** Opening Material supplied block **
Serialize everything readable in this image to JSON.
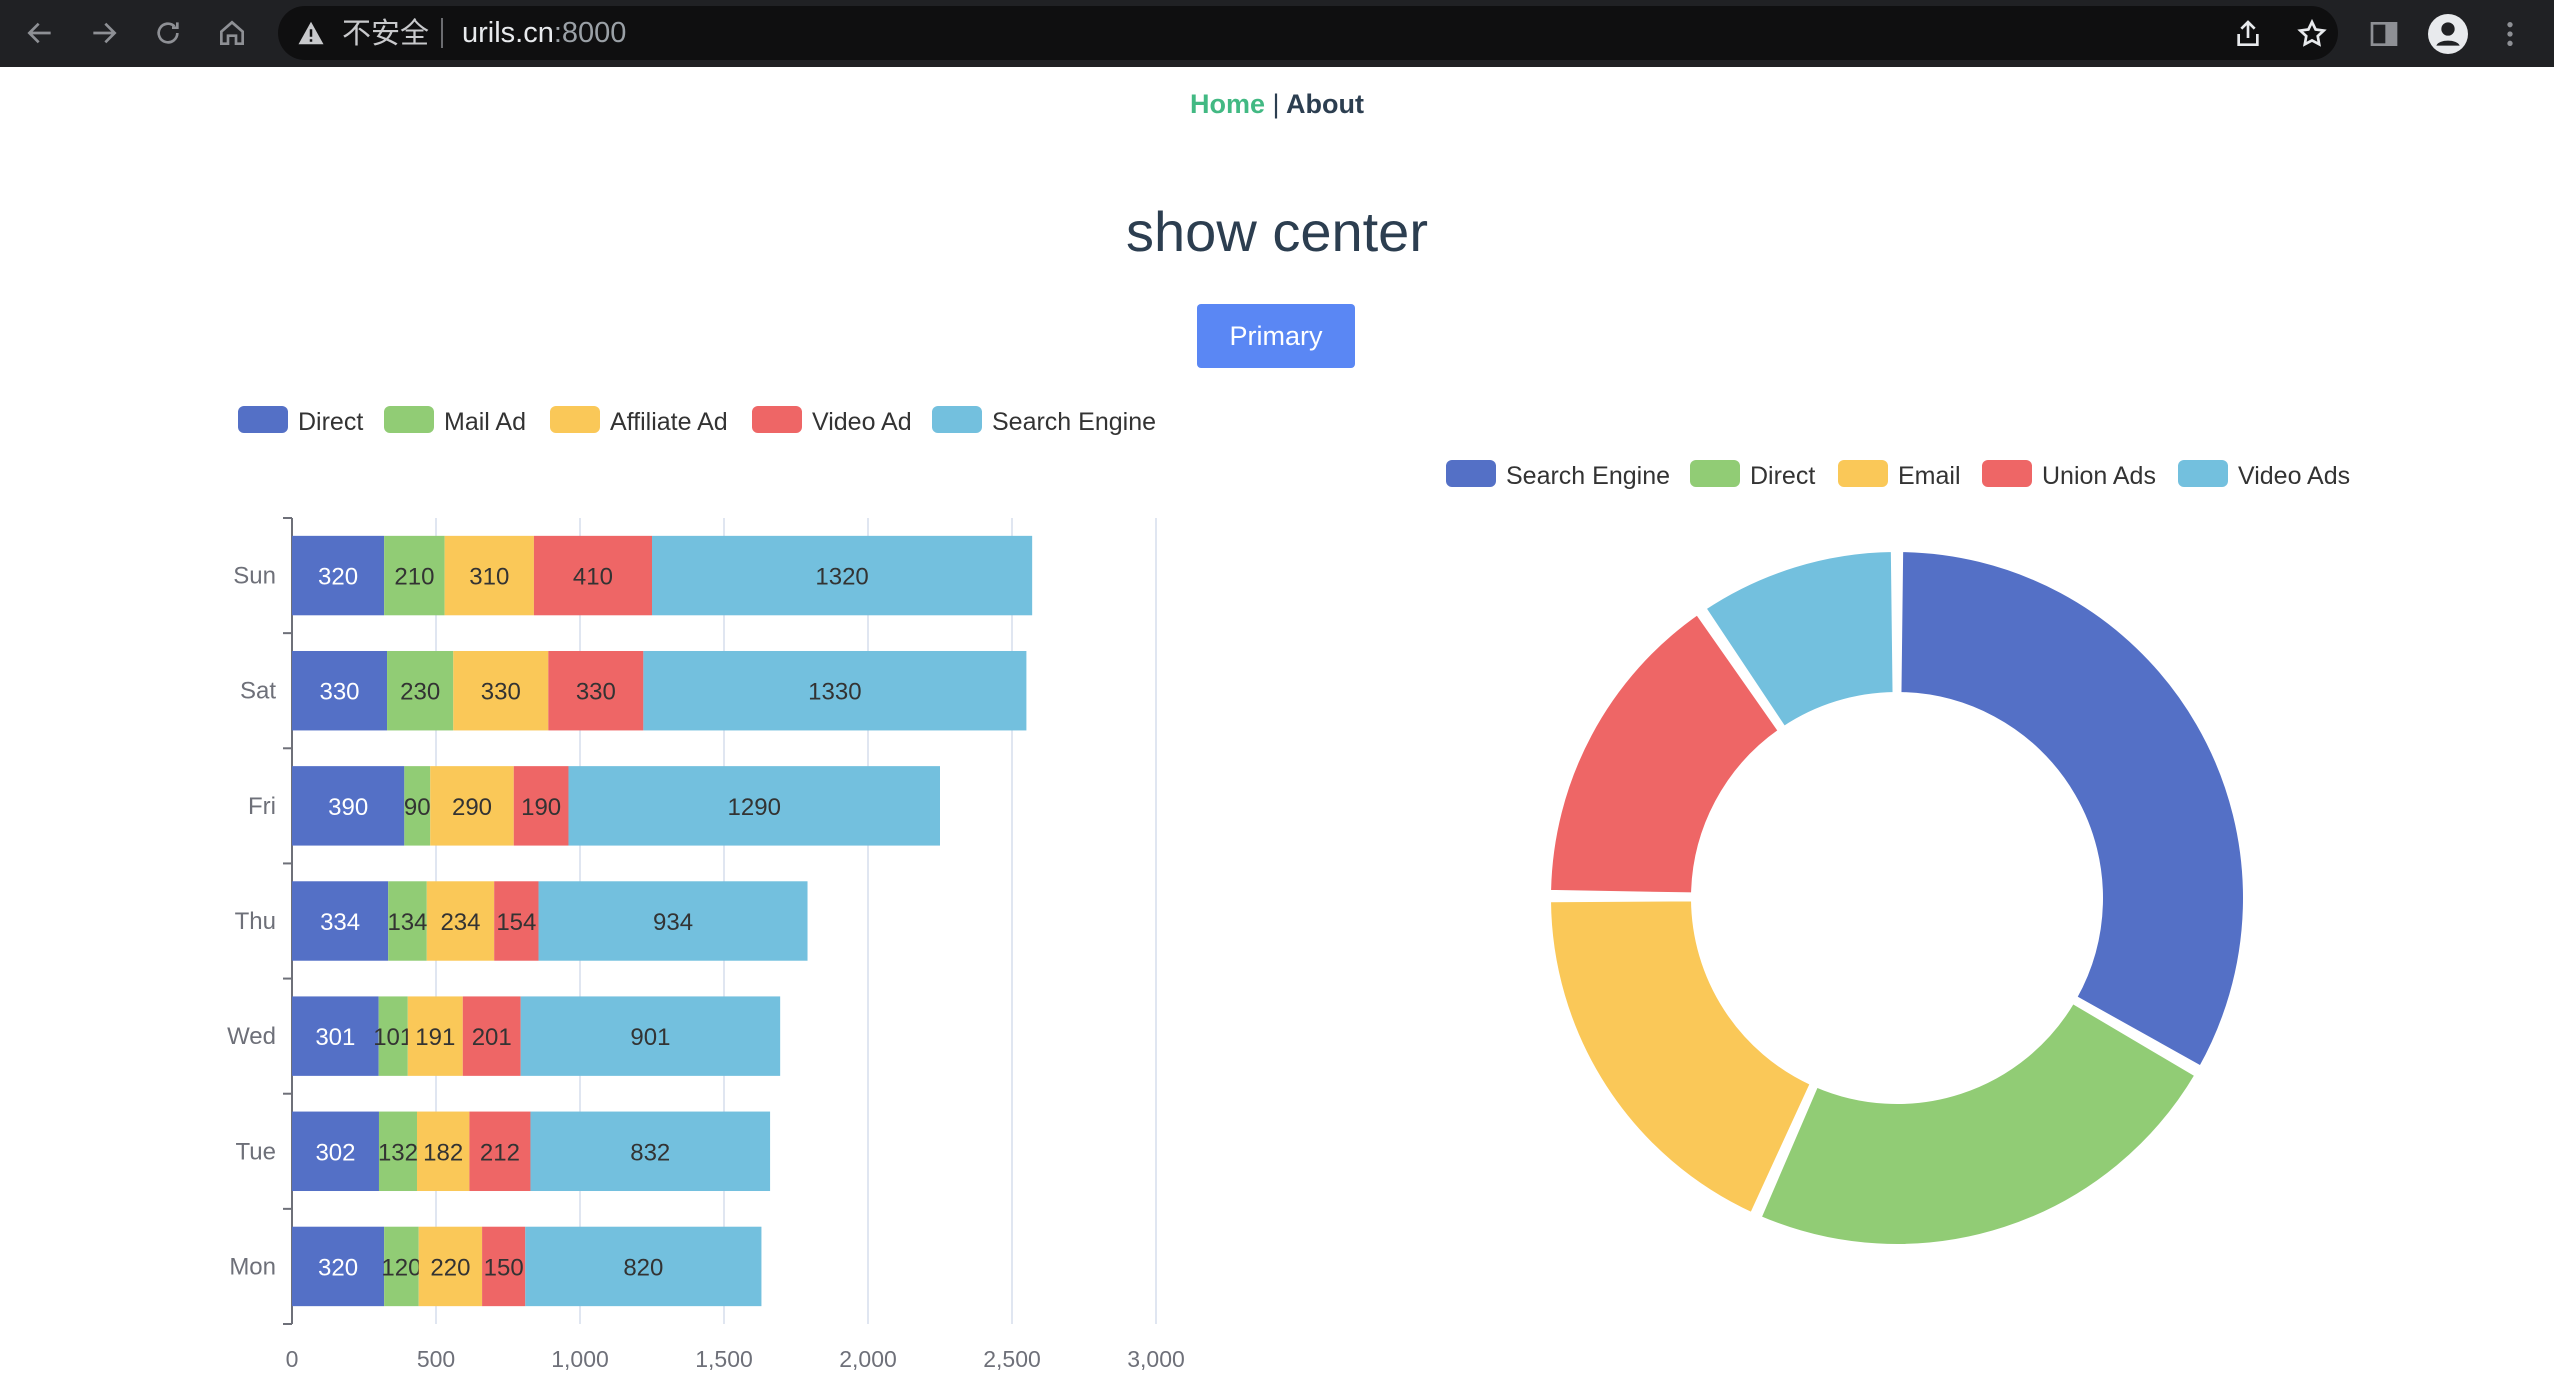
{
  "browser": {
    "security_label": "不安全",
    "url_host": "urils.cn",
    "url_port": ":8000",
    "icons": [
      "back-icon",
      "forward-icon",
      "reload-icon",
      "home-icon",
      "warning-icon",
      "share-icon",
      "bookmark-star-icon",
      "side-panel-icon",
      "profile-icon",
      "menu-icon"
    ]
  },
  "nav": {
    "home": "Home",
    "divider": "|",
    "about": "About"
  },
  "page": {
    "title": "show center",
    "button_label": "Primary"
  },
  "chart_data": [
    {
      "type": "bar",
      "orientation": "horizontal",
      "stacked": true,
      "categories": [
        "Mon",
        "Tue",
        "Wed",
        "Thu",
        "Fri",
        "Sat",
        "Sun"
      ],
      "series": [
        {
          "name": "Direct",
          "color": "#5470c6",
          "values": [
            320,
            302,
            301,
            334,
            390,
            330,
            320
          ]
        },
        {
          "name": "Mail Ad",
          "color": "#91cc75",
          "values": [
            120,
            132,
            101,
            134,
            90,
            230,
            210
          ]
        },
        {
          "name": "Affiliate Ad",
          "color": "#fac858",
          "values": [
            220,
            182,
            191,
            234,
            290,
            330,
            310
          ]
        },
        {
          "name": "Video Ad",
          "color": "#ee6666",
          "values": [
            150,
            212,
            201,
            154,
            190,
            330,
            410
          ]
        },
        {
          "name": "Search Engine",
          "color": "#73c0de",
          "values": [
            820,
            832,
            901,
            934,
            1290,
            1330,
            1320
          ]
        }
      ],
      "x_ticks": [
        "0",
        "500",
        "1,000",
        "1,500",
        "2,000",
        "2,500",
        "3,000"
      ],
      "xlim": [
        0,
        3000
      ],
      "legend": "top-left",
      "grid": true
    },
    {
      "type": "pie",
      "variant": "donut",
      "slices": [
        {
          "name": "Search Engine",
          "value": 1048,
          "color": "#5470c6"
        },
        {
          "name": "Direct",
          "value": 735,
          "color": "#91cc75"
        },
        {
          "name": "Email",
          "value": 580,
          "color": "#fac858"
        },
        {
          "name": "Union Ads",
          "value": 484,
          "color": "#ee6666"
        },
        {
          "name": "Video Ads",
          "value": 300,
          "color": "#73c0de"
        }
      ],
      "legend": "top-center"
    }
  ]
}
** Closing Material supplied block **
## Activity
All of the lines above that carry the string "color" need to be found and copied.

## Solution for this exercise
          "color": "#5470c6",
          "color": "#91cc75",
          "color": "#fac858",
          "color": "#ee6666",
          "color": "#73c0de",
          "color": "#5470c6"
          "color": "#91cc75"
          "color": "#fac858"
          "color": "#ee6666"
          "color": "#73c0de"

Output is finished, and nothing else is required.